Problem >>
Print all of the data exactly as written.

[Information provided — start]

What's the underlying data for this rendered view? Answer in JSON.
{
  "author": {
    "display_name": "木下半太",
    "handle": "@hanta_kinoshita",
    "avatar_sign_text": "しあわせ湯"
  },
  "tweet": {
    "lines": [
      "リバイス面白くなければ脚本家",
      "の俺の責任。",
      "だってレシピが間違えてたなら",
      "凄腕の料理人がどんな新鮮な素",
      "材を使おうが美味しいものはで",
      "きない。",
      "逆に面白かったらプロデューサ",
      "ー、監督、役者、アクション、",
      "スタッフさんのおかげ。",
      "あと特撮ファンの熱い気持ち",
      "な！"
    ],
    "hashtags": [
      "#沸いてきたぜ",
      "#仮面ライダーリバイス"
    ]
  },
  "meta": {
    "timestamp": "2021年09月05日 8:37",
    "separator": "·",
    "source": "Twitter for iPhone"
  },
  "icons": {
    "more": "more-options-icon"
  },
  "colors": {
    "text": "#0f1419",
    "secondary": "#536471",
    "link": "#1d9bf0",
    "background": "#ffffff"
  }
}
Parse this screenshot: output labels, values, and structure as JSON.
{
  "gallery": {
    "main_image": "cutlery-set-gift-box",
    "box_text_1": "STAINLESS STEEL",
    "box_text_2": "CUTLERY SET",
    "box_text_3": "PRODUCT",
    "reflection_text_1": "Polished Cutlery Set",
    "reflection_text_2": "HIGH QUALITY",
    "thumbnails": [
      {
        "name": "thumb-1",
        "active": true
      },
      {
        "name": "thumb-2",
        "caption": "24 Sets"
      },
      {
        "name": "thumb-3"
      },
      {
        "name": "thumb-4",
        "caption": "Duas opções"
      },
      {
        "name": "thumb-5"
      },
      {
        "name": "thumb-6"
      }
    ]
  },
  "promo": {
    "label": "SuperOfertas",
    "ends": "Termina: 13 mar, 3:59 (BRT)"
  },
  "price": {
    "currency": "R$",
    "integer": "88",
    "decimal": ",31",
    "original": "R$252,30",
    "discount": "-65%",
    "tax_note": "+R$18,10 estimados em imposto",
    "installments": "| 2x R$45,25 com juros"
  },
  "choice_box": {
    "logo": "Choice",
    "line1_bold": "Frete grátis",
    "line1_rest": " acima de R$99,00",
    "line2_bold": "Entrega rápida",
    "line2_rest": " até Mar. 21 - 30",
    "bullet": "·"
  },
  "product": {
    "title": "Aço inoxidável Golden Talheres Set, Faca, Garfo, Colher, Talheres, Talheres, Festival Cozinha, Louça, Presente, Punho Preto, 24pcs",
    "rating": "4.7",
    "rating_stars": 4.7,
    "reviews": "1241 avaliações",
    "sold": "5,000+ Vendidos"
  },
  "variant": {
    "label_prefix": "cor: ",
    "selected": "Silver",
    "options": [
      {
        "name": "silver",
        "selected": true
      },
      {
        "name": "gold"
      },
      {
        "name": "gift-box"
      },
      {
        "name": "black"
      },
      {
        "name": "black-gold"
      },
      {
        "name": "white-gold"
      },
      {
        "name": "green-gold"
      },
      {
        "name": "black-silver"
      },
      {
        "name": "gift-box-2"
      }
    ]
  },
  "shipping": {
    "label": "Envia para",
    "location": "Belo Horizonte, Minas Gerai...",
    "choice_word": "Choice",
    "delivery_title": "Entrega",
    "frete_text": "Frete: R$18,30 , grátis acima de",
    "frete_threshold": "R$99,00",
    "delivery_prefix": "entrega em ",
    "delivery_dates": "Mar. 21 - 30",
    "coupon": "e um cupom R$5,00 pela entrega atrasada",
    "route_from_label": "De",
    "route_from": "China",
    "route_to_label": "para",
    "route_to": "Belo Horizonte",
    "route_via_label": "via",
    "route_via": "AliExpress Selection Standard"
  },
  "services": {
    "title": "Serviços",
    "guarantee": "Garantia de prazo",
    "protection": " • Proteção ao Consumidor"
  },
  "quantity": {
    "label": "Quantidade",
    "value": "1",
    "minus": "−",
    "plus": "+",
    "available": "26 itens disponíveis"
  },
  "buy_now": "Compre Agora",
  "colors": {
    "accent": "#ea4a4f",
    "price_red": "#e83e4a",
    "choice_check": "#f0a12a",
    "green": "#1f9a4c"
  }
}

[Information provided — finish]

Answer for the task >>
What's the underlying data for this rendered view? Answer in JSON.
{
  "author": {
    "display_name": "木下半太",
    "handle": "@hanta_kinoshita",
    "avatar_sign_text": "しあわせ湯"
  },
  "tweet": {
    "lines": [
      "リバイス面白くなければ脚本家",
      "の俺の責任。",
      "だってレシピが間違えてたなら",
      "凄腕の料理人がどんな新鮮な素",
      "材を使おうが美味しいものはで",
      "きない。",
      "逆に面白かったらプロデューサ",
      "ー、監督、役者、アクション、",
      "スタッフさんのおかげ。",
      "あと特撮ファンの熱い気持ち",
      "な！"
    ],
    "hashtags": [
      "#沸いてきたぜ",
      "#仮面ライダーリバイス"
    ]
  },
  "meta": {
    "timestamp": "2021年09月05日 8:37",
    "separator": "·",
    "source": "Twitter for iPhone"
  },
  "icons": {
    "more": "more-options-icon"
  },
  "colors": {
    "text": "#0f1419",
    "secondary": "#536471",
    "link": "#1d9bf0",
    "background": "#ffffff"
  }
}
Parse this screenshot: output labels, values, and structure as JSON.
{
  "gallery": {
    "main_image": "cutlery-set-gift-box",
    "box_text_1": "STAINLESS STEEL",
    "box_text_2": "CUTLERY SET",
    "box_text_3": "PRODUCT",
    "reflection_text_1": "Polished Cutlery Set",
    "reflection_text_2": "HIGH QUALITY",
    "thumbnails": [
      {
        "name": "thumb-1",
        "active": true
      },
      {
        "name": "thumb-2",
        "caption": "24 Sets"
      },
      {
        "name": "thumb-3"
      },
      {
        "name": "thumb-4",
        "caption": "Duas opções"
      },
      {
        "name": "thumb-5"
      },
      {
        "name": "thumb-6"
      }
    ]
  },
  "promo": {
    "label": "SuperOfertas",
    "ends": "Termina: 13 mar, 3:59 (BRT)"
  },
  "price": {
    "currency": "R$",
    "integer": "88",
    "decimal": ",31",
    "original": "R$252,30",
    "discount": "-65%",
    "tax_note": "+R$18,10 estimados em imposto",
    "installments": "| 2x R$45,25 com juros"
  },
  "choice_box": {
    "logo": "Choice",
    "line1_bold": "Frete grátis",
    "line1_rest": " acima de R$99,00",
    "line2_bold": "Entrega rápida",
    "line2_rest": " até Mar. 21 - 30",
    "bullet": "·"
  },
  "product": {
    "title": "Aço inoxidável Golden Talheres Set, Faca, Garfo, Colher, Talheres, Talheres, Festival Cozinha, Louça, Presente, Punho Preto, 24pcs",
    "rating": "4.7",
    "rating_stars": 4.7,
    "reviews": "1241 avaliações",
    "sold": "5,000+ Vendidos"
  },
  "variant": {
    "label_prefix": "cor: ",
    "selected": "Silver",
    "options": [
      {
        "name": "silver",
        "selected": true
      },
      {
        "name": "gold"
      },
      {
        "name": "gift-box"
      },
      {
        "name": "black"
      },
      {
        "name": "black-gold"
      },
      {
        "name": "white-gold"
      },
      {
        "name": "green-gold"
      },
      {
        "name": "black-silver"
      },
      {
        "name": "gift-box-2"
      }
    ]
  },
  "shipping": {
    "label": "Envia para",
    "location": "Belo Horizonte, Minas Gerai...",
    "choice_word": "Choice",
    "delivery_title": "Entrega",
    "frete_text": "Frete: R$18,30 , grátis acima de",
    "frete_threshold": "R$99,00",
    "delivery_prefix": "entrega em ",
    "delivery_dates": "Mar. 21 - 30",
    "coupon": "e um cupom R$5,00 pela entrega atrasada",
    "route_from_label": "De",
    "route_from": "China",
    "route_to_label": "para",
    "route_to": "Belo Horizonte",
    "route_via_label": "via",
    "route_via": "AliExpress Selection Standard"
  },
  "services": {
    "title": "Serviços",
    "guarantee": "Garantia de prazo",
    "protection": " • Proteção ao Consumidor"
  },
  "quantity": {
    "label": "Quantidade",
    "value": "1",
    "minus": "−",
    "plus": "+",
    "available": "26 itens disponíveis"
  },
  "buy_now": "Compre Agora",
  "colors": {
    "accent": "#ea4a4f",
    "price_red": "#e83e4a",
    "choice_check": "#f0a12a",
    "green": "#1f9a4c"
  }
}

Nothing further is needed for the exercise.